How to complete this task
Give only the number of lines in the records that contain the word "text".

(Data about app and page elements)
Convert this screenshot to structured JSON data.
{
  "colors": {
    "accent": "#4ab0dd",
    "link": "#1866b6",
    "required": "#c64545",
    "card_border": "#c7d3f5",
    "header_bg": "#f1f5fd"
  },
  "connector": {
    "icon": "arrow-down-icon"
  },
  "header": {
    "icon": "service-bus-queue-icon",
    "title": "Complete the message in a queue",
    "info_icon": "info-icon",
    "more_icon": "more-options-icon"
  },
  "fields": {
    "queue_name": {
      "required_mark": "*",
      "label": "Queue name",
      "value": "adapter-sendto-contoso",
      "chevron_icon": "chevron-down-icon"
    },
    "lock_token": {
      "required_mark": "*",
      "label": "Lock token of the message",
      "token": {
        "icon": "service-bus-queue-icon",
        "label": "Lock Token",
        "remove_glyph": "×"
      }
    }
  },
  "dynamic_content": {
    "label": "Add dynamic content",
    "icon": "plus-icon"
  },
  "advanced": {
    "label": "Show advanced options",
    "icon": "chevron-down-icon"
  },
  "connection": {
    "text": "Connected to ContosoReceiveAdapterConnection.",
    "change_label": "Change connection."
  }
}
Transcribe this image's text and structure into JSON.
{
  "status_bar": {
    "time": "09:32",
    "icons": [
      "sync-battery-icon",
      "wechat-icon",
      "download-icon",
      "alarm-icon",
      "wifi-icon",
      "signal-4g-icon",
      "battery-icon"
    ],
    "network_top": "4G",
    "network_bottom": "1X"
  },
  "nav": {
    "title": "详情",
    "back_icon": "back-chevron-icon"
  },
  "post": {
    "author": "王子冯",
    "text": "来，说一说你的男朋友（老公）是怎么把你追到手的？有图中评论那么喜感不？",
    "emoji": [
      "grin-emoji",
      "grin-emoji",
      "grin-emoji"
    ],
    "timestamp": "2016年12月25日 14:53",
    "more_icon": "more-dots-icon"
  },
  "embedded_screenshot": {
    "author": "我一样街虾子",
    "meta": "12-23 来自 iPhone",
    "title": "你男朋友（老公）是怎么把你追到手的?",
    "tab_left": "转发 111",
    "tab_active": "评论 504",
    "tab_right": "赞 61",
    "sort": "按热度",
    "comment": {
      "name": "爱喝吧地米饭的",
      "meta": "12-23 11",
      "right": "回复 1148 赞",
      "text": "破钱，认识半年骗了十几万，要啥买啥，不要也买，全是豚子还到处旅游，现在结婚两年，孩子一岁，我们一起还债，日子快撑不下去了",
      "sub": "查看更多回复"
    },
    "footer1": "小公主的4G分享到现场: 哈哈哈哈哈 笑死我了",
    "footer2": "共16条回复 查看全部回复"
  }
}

Final answer
4